(Data shown)
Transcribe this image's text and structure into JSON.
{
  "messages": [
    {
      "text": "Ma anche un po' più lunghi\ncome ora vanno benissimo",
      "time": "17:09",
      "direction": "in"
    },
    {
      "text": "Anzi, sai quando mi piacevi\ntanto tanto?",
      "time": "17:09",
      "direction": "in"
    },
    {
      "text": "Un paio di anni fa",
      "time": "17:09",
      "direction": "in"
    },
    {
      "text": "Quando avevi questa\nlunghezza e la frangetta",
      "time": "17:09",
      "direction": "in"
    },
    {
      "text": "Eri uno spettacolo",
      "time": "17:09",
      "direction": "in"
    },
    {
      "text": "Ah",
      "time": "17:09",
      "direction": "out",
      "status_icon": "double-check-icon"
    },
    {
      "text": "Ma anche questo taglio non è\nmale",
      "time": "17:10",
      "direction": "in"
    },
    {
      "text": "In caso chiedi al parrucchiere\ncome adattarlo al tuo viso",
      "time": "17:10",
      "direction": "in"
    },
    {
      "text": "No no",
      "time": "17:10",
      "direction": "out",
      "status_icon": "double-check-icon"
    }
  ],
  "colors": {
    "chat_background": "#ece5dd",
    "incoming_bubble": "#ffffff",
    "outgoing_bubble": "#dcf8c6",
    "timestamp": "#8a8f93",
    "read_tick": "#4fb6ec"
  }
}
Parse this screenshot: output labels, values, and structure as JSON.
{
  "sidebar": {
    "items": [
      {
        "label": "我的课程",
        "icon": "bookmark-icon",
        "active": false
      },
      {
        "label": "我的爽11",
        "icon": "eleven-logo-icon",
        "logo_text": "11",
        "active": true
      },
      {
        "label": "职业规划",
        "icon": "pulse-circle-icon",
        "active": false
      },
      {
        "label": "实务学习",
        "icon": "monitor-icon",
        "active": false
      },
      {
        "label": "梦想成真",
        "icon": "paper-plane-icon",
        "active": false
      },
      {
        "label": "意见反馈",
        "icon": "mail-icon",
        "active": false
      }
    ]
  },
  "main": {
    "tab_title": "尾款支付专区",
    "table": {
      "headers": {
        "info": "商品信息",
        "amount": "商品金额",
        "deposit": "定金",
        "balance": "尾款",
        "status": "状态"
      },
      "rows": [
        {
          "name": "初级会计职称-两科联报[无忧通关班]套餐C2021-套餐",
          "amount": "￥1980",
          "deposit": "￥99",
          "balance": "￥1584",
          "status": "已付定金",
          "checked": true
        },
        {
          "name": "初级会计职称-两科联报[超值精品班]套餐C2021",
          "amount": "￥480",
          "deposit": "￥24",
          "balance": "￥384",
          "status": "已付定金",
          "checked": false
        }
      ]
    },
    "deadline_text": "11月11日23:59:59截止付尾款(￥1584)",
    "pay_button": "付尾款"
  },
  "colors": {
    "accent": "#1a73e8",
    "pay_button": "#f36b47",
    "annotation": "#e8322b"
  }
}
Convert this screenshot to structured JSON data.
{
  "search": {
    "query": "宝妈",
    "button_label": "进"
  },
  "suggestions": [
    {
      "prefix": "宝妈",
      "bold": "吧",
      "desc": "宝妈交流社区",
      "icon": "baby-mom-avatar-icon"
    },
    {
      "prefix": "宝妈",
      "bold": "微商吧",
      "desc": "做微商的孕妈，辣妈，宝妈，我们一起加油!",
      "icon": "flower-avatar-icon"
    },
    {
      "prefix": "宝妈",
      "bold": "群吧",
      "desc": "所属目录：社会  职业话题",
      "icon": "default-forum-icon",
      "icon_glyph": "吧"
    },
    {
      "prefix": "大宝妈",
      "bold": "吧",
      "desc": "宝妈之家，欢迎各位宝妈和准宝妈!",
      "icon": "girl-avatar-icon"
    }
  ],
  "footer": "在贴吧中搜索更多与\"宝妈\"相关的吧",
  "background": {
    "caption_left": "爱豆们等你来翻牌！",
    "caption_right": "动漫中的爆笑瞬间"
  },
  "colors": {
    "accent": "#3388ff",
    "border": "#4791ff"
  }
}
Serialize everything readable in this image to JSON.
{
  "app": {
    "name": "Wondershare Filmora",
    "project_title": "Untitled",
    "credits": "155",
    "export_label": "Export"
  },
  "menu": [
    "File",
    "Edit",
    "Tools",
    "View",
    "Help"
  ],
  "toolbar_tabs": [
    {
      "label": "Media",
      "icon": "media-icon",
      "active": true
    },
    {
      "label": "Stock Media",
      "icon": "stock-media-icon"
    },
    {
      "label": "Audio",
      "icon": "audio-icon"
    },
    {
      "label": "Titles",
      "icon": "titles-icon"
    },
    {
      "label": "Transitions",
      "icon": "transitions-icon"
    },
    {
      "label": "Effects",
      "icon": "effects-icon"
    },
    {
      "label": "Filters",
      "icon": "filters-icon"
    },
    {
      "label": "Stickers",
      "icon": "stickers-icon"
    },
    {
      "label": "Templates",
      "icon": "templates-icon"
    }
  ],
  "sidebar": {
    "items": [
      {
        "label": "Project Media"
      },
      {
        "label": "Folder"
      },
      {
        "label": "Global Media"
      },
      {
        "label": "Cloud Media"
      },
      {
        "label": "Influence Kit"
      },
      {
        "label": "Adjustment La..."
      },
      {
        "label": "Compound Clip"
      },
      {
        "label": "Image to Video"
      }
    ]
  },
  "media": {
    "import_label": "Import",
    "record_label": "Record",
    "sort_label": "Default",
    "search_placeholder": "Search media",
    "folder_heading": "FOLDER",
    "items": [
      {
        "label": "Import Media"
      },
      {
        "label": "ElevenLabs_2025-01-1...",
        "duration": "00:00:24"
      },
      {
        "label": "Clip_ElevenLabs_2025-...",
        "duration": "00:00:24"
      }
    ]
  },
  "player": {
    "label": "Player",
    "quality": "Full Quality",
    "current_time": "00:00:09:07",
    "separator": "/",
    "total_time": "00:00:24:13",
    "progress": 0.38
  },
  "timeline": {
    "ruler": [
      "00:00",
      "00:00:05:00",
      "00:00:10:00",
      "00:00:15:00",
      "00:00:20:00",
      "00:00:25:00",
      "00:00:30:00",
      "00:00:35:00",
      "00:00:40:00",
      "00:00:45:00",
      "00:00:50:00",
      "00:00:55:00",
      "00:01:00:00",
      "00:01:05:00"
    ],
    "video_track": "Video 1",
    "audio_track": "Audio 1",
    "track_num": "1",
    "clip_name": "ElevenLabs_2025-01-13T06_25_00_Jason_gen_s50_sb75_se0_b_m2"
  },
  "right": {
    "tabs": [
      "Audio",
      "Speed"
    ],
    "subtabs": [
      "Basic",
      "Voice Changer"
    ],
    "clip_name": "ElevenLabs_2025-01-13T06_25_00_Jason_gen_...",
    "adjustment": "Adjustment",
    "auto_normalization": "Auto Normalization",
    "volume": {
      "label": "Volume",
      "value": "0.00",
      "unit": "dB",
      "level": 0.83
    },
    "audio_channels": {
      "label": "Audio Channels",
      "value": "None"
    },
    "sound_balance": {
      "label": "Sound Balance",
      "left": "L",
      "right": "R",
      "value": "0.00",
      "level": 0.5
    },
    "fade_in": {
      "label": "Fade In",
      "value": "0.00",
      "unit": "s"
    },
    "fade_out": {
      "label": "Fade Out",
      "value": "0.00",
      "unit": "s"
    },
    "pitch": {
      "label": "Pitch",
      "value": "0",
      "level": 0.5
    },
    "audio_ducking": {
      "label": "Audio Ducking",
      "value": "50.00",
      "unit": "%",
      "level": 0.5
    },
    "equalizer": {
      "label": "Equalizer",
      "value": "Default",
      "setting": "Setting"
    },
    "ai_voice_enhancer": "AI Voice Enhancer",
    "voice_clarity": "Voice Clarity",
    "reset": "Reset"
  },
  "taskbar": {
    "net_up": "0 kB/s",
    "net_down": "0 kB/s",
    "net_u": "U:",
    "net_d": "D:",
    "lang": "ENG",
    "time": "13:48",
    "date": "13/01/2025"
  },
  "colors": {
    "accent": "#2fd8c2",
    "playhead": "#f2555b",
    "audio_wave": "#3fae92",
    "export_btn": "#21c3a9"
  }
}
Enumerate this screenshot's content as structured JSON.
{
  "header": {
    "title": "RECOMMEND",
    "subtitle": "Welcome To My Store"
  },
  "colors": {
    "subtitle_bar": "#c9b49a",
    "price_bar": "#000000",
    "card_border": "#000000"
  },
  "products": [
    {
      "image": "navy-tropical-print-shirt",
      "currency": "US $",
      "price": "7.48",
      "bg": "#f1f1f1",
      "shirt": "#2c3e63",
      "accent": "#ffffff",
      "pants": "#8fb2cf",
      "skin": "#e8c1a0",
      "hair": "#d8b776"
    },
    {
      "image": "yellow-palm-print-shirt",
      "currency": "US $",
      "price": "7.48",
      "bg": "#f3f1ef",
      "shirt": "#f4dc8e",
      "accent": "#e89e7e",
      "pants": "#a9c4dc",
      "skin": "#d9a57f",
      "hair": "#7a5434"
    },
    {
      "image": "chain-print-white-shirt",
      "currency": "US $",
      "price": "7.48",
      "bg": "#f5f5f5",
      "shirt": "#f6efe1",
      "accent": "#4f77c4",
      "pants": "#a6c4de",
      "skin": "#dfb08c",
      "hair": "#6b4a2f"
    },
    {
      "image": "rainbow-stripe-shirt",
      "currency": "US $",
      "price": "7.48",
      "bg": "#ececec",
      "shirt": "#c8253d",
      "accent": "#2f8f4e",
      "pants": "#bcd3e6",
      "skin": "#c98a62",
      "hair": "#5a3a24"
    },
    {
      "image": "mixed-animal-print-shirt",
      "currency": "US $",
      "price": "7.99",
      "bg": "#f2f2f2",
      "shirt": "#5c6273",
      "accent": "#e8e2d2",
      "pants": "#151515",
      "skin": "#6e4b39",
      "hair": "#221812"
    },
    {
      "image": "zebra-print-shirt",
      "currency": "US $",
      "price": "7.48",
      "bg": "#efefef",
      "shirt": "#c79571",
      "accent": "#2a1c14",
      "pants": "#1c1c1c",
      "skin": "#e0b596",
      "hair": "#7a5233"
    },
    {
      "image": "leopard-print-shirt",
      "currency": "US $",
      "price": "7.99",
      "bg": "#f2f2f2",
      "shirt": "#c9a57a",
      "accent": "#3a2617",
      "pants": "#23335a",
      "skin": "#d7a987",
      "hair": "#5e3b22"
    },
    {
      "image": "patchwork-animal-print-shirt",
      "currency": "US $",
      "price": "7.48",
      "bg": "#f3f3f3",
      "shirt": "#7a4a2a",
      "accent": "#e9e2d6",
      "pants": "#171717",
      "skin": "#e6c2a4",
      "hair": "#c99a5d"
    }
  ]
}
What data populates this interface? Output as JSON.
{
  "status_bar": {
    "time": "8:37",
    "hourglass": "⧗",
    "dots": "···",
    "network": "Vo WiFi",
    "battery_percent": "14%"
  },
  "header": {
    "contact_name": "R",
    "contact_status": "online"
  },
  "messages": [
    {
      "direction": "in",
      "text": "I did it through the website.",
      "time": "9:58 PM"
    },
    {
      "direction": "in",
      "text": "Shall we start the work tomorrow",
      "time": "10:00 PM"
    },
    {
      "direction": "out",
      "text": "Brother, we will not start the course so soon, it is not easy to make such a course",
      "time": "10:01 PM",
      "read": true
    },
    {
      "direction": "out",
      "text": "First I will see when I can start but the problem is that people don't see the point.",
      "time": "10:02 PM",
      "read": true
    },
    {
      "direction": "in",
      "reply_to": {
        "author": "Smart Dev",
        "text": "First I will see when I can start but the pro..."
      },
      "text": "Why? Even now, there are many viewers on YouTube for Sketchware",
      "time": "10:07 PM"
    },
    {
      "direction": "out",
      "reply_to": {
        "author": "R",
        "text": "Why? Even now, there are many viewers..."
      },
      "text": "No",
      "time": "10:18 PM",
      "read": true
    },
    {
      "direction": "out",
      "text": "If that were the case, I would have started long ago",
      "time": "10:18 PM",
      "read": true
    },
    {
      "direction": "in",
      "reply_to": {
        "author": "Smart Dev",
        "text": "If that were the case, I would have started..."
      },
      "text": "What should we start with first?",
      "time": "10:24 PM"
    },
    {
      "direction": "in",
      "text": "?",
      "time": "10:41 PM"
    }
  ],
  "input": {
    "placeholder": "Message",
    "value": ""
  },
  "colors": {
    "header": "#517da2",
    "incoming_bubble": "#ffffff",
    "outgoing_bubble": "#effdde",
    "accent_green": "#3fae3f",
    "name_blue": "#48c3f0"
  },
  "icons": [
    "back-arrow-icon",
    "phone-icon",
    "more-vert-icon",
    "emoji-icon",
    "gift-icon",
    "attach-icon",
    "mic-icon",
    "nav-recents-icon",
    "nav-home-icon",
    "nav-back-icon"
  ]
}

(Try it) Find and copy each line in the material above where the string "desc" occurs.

(Response to the exercise)
      "desc": "宝妈交流社区",
      "desc": "做微商的孕妈，辣妈，宝妈，我们一起加油!",
      "desc": "所属目录：社会  职业话题",
      "desc": "宝妈之家，欢迎各位宝妈和准宝妈!",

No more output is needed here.